──────── Information provided ────────

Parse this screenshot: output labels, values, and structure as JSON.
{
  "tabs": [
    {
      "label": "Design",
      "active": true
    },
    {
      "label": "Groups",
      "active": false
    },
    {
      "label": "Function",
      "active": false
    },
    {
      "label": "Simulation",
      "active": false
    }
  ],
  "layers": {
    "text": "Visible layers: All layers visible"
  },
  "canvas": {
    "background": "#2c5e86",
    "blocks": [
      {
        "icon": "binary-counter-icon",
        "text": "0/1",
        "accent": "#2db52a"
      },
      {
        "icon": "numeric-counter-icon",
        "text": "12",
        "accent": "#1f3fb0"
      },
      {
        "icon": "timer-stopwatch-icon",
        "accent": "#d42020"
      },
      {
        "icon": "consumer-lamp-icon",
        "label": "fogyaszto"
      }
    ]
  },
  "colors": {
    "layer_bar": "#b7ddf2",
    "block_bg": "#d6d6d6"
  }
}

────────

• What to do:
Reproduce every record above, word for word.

• The answer:
Parse this screenshot: output labels, values, and structure as JSON.
{
  "tabs": [
    {
      "label": "Design",
      "active": true
    },
    {
      "label": "Groups",
      "active": false
    },
    {
      "label": "Function",
      "active": false
    },
    {
      "label": "Simulation",
      "active": false
    }
  ],
  "layers": {
    "text": "Visible layers: All layers visible"
  },
  "canvas": {
    "background": "#2c5e86",
    "blocks": [
      {
        "icon": "binary-counter-icon",
        "text": "0/1",
        "accent": "#2db52a"
      },
      {
        "icon": "numeric-counter-icon",
        "text": "12",
        "accent": "#1f3fb0"
      },
      {
        "icon": "timer-stopwatch-icon",
        "accent": "#d42020"
      },
      {
        "icon": "consumer-lamp-icon",
        "label": "fogyaszto"
      }
    ]
  },
  "colors": {
    "layer_bar": "#b7ddf2",
    "block_bg": "#d6d6d6"
  }
}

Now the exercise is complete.